3 Sweet Sweetback’s Baadasssss Song (1971)
Considered the movie that really set the blaxploitation genre ablaze, Melvin Von Peebles wrote, directed, and stars in Sweet Sweetback’s Baadasssss Song’s, a harrowing tale about a poor black man raised by sex workers who must flee from white authorities after being framed from a crime he didn’t commit.
This sensational film doesn’t hold back from depicting sex and violence, which contributed to its X-rating. Van Peebles’s movie is revered for pinpointing the tone of the burgeoning black power movement, one unafraid to seek retribution for decades and decades of subjugation.
2 Bucktown (1975)
This Arthur Marks film tackles white Southern racism head-on. Fred Williamson plays Duke Johnson, who returns to his hometown, Bucktown, to bury his brother after he is killed by white cops for refusing to pay them for “protection.” Duke asks his friend Roy and his gang to come down and help him take out the crooked cops.
When Roy arrives, he decides to take over the town himself. Duke is left to figure out how to protect Bucktown from both Roy’s cronies and the racist police force.
1 Three The Hard Way (1974)
Gordon Parks Jr. is at the helm of this gem, a conspiracy theory thriller that pitches three tough heroes against an underground clan of white supremacists and Neo-Fascists who plan to “cleanse” the country of black people by poisoning water supplies in Los Angeles, Detroit and Washington D.C.

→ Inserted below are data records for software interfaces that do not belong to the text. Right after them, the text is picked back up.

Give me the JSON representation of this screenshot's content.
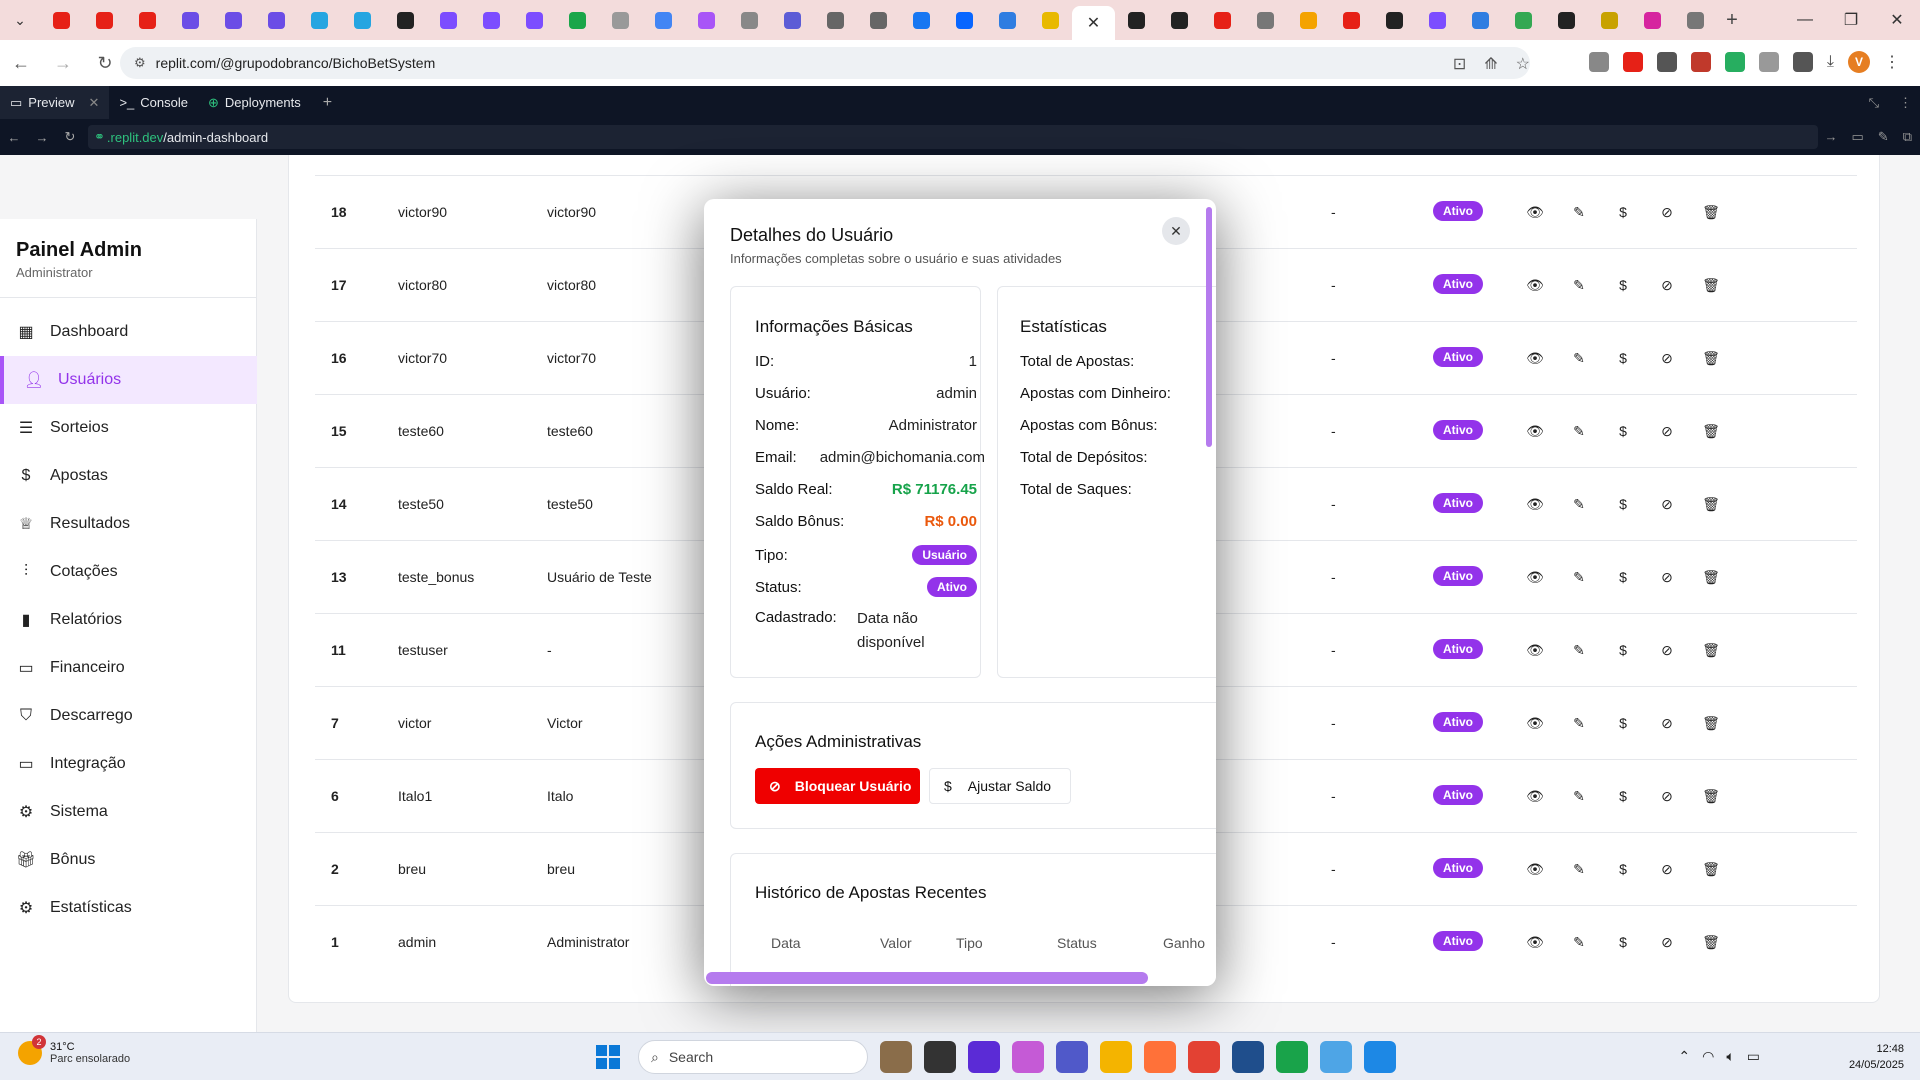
{
  "browser": {
    "tab_favicon_colors": [
      "#e62117",
      "#e62117",
      "#e62117",
      "#6b4de6",
      "#6b4de6",
      "#6b4de6",
      "#25a5e1",
      "#25a5e1",
      "#222222",
      "#7c4dff",
      "#7c4dff",
      "#7c4dff",
      "#1aa64a",
      "#999999",
      "#4285f4",
      "#a855f7",
      "#888888",
      "#5c5cd6",
      "#666666",
      "#666666",
      "#1877f2",
      "#0866ff",
      "#2f7de1",
      "#e8b900"
    ],
    "tab_favicon_colors_after": [
      "#222222",
      "#222222",
      "#e62117",
      "#777777",
      "#f4a300",
      "#e62117",
      "#222222",
      "#7c4dff",
      "#2f7de1",
      "#34a853",
      "#222222",
      "#c8a200",
      "#d6249f",
      "#777777"
    ],
    "active_tab_close": "✕",
    "url": "replit.com/@grupodobranco/BichoBetSystem",
    "ext_colors": [
      "#888888",
      "#e62117",
      "#555555",
      "#c0392b",
      "#27ae60",
      "#999999",
      "#555555"
    ],
    "profile_initial": "V"
  },
  "replit": {
    "tabs": [
      {
        "label": "Preview",
        "icon": "preview-icon"
      },
      {
        "label": "Console",
        "icon": "console-icon"
      },
      {
        "label": "Deployments",
        "icon": "deployments-icon"
      }
    ],
    "url_domain": ".replit.dev",
    "url_path": "/admin-dashboard"
  },
  "sidebar": {
    "title": "Painel Admin",
    "subtitle": "Administrator",
    "items": [
      {
        "label": "Dashboard",
        "icon": "dashboard-icon"
      },
      {
        "label": "Usuários",
        "icon": "users-icon",
        "active": true
      },
      {
        "label": "Sorteios",
        "icon": "list-icon"
      },
      {
        "label": "Apostas",
        "icon": "dollar-icon"
      },
      {
        "label": "Resultados",
        "icon": "trophy-icon"
      },
      {
        "label": "Cotações",
        "icon": "sliders-icon"
      },
      {
        "label": "Relatórios",
        "icon": "bar-chart-icon"
      },
      {
        "label": "Financeiro",
        "icon": "credit-card-icon"
      },
      {
        "label": "Descarrego",
        "icon": "shield-icon"
      },
      {
        "label": "Integração",
        "icon": "credit-card-icon"
      },
      {
        "label": "Sistema",
        "icon": "gear-icon"
      },
      {
        "label": "Bônus",
        "icon": "gift-icon"
      },
      {
        "label": "Estatísticas",
        "icon": "gear-icon"
      }
    ]
  },
  "users_table": {
    "rows": [
      {
        "id": "18",
        "username": "victor90",
        "name": "victor90",
        "col": "-",
        "status": "Ativo"
      },
      {
        "id": "17",
        "username": "victor80",
        "name": "victor80",
        "col": "-",
        "status": "Ativo"
      },
      {
        "id": "16",
        "username": "victor70",
        "name": "victor70",
        "col": "-",
        "status": "Ativo"
      },
      {
        "id": "15",
        "username": "teste60",
        "name": "teste60",
        "col": "-",
        "status": "Ativo"
      },
      {
        "id": "14",
        "username": "teste50",
        "name": "teste50",
        "col": "-",
        "status": "Ativo"
      },
      {
        "id": "13",
        "username": "teste_bonus",
        "name": "Usuário de Teste",
        "col": "-",
        "status": "Ativo"
      },
      {
        "id": "11",
        "username": "testuser",
        "name": "-",
        "col": "-",
        "status": "Ativo"
      },
      {
        "id": "7",
        "username": "victor",
        "name": "Victor",
        "col": "-",
        "status": "Ativo"
      },
      {
        "id": "6",
        "username": "Italo1",
        "name": "Italo",
        "col": "-",
        "status": "Ativo"
      },
      {
        "id": "2",
        "username": "breu",
        "name": "breu",
        "col": "-",
        "status": "Ativo"
      },
      {
        "id": "1",
        "username": "admin",
        "name": "Administrator",
        "col": "-",
        "status": "Ativo"
      }
    ],
    "row_actions": [
      "eye-icon",
      "edit-icon",
      "dollar-icon",
      "block-icon",
      "trash-icon"
    ]
  },
  "modal": {
    "title": "Detalhes do Usuário",
    "subtitle": "Informações completas sobre o usuário e suas atividades",
    "close": "✕",
    "basic": {
      "heading": "Informações Básicas",
      "id_label": "ID:",
      "id_value": "1",
      "user_label": "Usuário:",
      "user_value": "admin",
      "name_label": "Nome:",
      "name_value": "Administrator",
      "email_label": "Email:",
      "email_value": "admin@bichomania.com",
      "real_label": "Saldo Real:",
      "real_value": "R$ 71176.45",
      "bonus_label": "Saldo Bônus:",
      "bonus_value": "R$ 0.00",
      "type_label": "Tipo:",
      "type_value": "Usuário",
      "status_label": "Status:",
      "status_value": "Ativo",
      "registered_label": "Cadastrado:",
      "registered_value": "Data não disponível"
    },
    "stats": {
      "heading": "Estatísticas",
      "items": [
        "Total de Apostas:",
        "Apostas com Dinheiro:",
        "Apostas com Bônus:",
        "Total de Depósitos:",
        "Total de Saques:"
      ]
    },
    "admin_actions": {
      "heading": "Ações Administrativas",
      "block_label": "Bloquear Usuário",
      "adjust_label": "Ajustar Saldo"
    },
    "history": {
      "heading": "Histórico de Apostas Recentes",
      "columns": [
        "Data",
        "Valor",
        "Tipo",
        "Status",
        "Ganho"
      ]
    }
  },
  "taskbar": {
    "temperature": "31°C",
    "weather": "Parc ensolarado",
    "weather_badge": "2",
    "search_placeholder": "Search",
    "time": "12:48",
    "date": "24/05/2025",
    "app_colors": [
      "#8a6d4a",
      "#333333",
      "#5b2bd6",
      "#c55ad6",
      "#5059c9",
      "#f4b400",
      "#ff7139",
      "#e34133",
      "#1f4e8c",
      "#19a34a",
      "#4ea5e6",
      "#1d88e5"
    ]
  }
}
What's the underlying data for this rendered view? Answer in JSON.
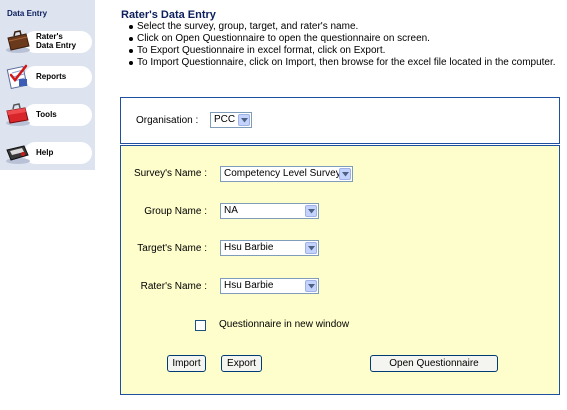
{
  "sidebar": {
    "title": "Data Entry",
    "items": [
      {
        "label_line1": "Rater's",
        "label_line2": "Data Entry",
        "icon": "briefcase-icon"
      },
      {
        "label_line1": "Reports",
        "label_line2": "",
        "icon": "report-checklist-icon"
      },
      {
        "label_line1": "Tools",
        "label_line2": "",
        "icon": "toolbox-icon"
      },
      {
        "label_line1": "Help",
        "label_line2": "",
        "icon": "help-device-icon"
      }
    ]
  },
  "header": {
    "title": "Rater's Data Entry",
    "instructions": [
      "Select the survey, group, target, and rater's name.",
      "Click on Open Questionnaire to open the questionnaire on screen.",
      "To Export Questionnaire in excel format, click on Export.",
      "To Import Questionnaire, click on Import, then browse for the excel file located in the computer."
    ]
  },
  "organisation": {
    "label": "Organisation :",
    "value": "PCC"
  },
  "form": {
    "survey": {
      "label": "Survey's Name :",
      "value": "Competency Level Survey"
    },
    "group": {
      "label": "Group Name :",
      "value": "NA"
    },
    "target": {
      "label": "Target's Name :",
      "value": "Hsu Barbie"
    },
    "rater": {
      "label": "Rater's Name :",
      "value": "Hsu Barbie"
    },
    "new_window": {
      "label": "Questionnaire in new window",
      "checked": false
    },
    "buttons": {
      "import": "Import",
      "export": "Export",
      "open": "Open Questionnaire"
    }
  },
  "colors": {
    "sidebar_bg": "#dde3ef",
    "title_blue": "#0c1f5c",
    "panel_border": "#1f4f9f",
    "form_bg": "#fefdcc"
  }
}
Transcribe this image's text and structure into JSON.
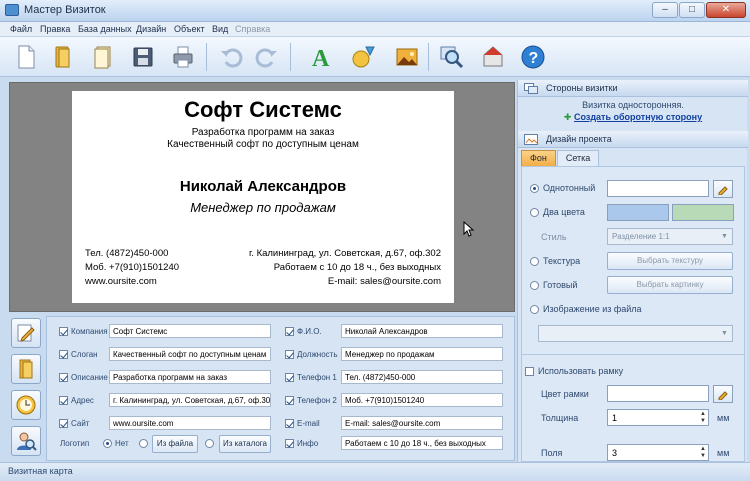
{
  "window": {
    "title": "Мастер Визиток"
  },
  "menu": [
    {
      "label": "Файл",
      "enabled": true
    },
    {
      "label": "Правка",
      "enabled": true
    },
    {
      "label": "База данных",
      "enabled": true
    },
    {
      "label": "Дизайн",
      "enabled": true
    },
    {
      "label": "Объект",
      "enabled": true
    },
    {
      "label": "Вид",
      "enabled": true
    },
    {
      "label": "Справка",
      "enabled": false
    }
  ],
  "toolbar": {
    "icons": [
      "new-document-icon",
      "open-folder-icon",
      "templates-icon",
      "save-icon",
      "print-icon",
      "undo-icon",
      "redo-icon",
      "text-icon",
      "shapes-icon",
      "image-icon",
      "zoom-icon",
      "share-icon",
      "help-icon"
    ]
  },
  "card": {
    "company": "Софт Системс",
    "slogan": "Разработка программ на заказ",
    "description": "Качественный софт по доступным ценам",
    "fio": "Николай Александров",
    "position": "Менеджер по продажам",
    "phone1": "Тел. (4872)450-000",
    "phone2": "Моб. +7(910)1501240",
    "site": "www.oursite.com",
    "address": "г. Калининград, ул. Советская, д.67, оф.302",
    "hours": "Работаем с 10 до 18 ч., без выходных",
    "email": "E-mail: sales@oursite.com"
  },
  "fields": {
    "left": [
      {
        "label": "Компания",
        "value": "Софт Системс",
        "checked": true
      },
      {
        "label": "Слоган",
        "value": "Качественный софт по доступным ценам",
        "checked": true
      },
      {
        "label": "Описание",
        "value": "Разработка программ на заказ",
        "checked": true
      },
      {
        "label": "Адрес",
        "value": "г. Калининград, ул. Советская, д.67, оф.30",
        "checked": true
      },
      {
        "label": "Сайт",
        "value": "www.oursite.com",
        "checked": true
      }
    ],
    "right": [
      {
        "label": "Ф.И.О.",
        "value": "Николай Александров",
        "checked": true
      },
      {
        "label": "Должность",
        "value": "Менеджер по продажам",
        "checked": true
      },
      {
        "label": "Телефон 1",
        "value": "Тел. (4872)450-000",
        "checked": true
      },
      {
        "label": "Телефон 2",
        "value": "Моб. +7(910)1501240",
        "checked": true
      },
      {
        "label": "E-mail",
        "value": "E-mail: sales@oursite.com",
        "checked": true
      },
      {
        "label": "Инфо",
        "value": "Работаем с 10 до 18 ч., без выходных",
        "checked": true
      }
    ],
    "logo": {
      "label": "Логотип",
      "option_none": "Нет",
      "from_file": "Из файла",
      "from_catalog": "Из каталога"
    }
  },
  "sides_panel": {
    "title": "Стороны визитки",
    "info": "Визитка односторонняя.",
    "create_back_link": "Создать оборотную сторону"
  },
  "design_panel": {
    "title": "Дизайн проекта",
    "tabs": [
      "Фон",
      "Сетка"
    ],
    "active_tab": "Фон",
    "one_color": "Однотонный",
    "two_colors": "Два цвета",
    "style_label": "Стиль",
    "style_value": "Разделение 1:1",
    "texture": "Текстура",
    "choose_texture": "Выбрать текстуру",
    "ready": "Готовый",
    "choose_picture": "Выбрать картинку",
    "image_from_file": "Изображение из файла",
    "use_frame": "Использовать рамку",
    "frame_color": "Цвет рамки",
    "thickness_label": "Толщина",
    "thickness_value": "1",
    "fields_label": "Поля",
    "fields_value": "3",
    "unit": "мм",
    "colors": {
      "one_color": "#ffffff",
      "two_color_1": "#a9c8ec",
      "two_color_2": "#b9dab7"
    }
  },
  "status": {
    "text": "Визитная карта"
  }
}
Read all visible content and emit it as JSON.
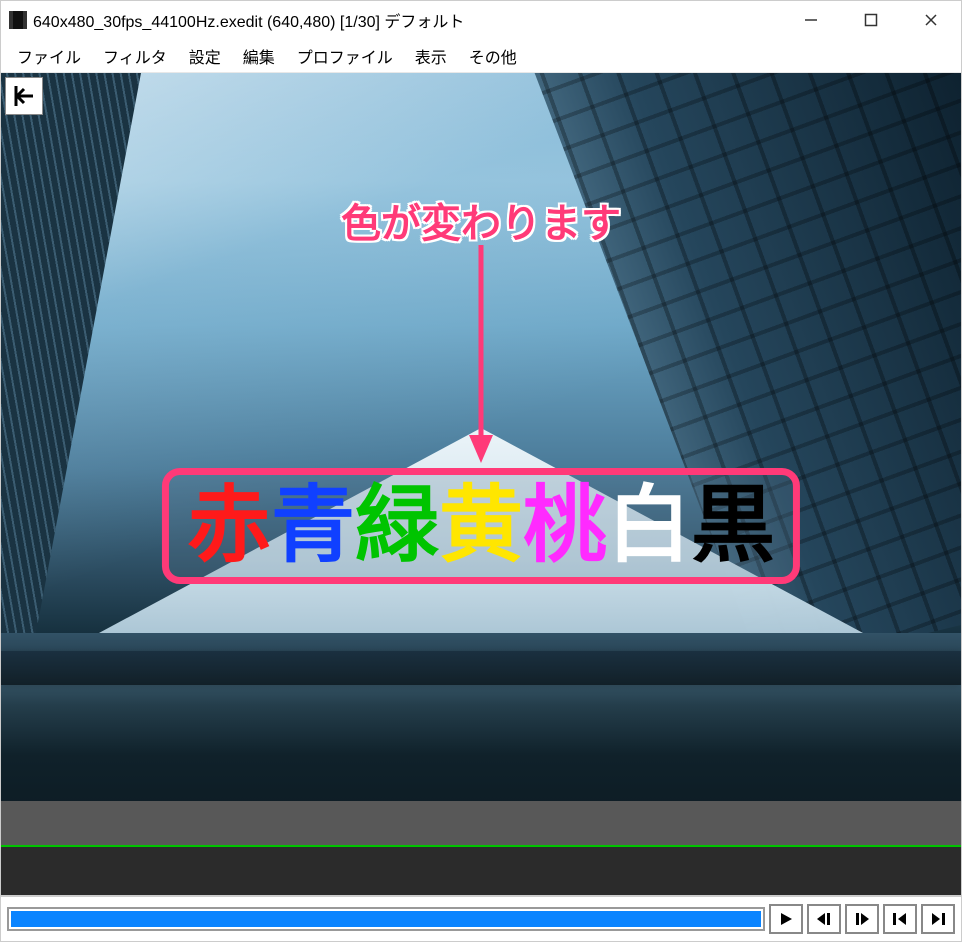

Jim Brown, Fred Williamson, and Jim Kelly play the trio, who must race against the clock to save black Americans from this evil plot.
NEXT: 10 Most Culturally Influential Movies Of The 1970s